(Website and app data records)
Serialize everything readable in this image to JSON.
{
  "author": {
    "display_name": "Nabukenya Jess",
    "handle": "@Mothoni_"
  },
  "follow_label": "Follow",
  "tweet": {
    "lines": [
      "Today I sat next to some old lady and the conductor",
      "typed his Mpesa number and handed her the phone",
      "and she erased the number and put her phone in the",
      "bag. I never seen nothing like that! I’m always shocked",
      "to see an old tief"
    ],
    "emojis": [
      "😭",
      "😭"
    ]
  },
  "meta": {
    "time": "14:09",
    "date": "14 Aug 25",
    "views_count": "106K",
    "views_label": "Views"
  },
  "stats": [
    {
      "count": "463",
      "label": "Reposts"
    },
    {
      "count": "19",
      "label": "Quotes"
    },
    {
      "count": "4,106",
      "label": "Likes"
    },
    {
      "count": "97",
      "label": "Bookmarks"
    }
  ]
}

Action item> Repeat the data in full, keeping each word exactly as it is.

Your response>
Serialize everything readable in this image to JSON.
{
  "author": {
    "display_name": "Nabukenya Jess",
    "handle": "@Mothoni_"
  },
  "follow_label": "Follow",
  "tweet": {
    "lines": [
      "Today I sat next to some old lady and the conductor",
      "typed his Mpesa number and handed her the phone",
      "and she erased the number and put her phone in the",
      "bag. I never seen nothing like that! I’m always shocked",
      "to see an old tief"
    ],
    "emojis": [
      "😭",
      "😭"
    ]
  },
  "meta": {
    "time": "14:09",
    "date": "14 Aug 25",
    "views_count": "106K",
    "views_label": "Views"
  },
  "stats": [
    {
      "count": "463",
      "label": "Reposts"
    },
    {
      "count": "19",
      "label": "Quotes"
    },
    {
      "count": "4,106",
      "label": "Likes"
    },
    {
      "count": "97",
      "label": "Bookmarks"
    }
  ]
}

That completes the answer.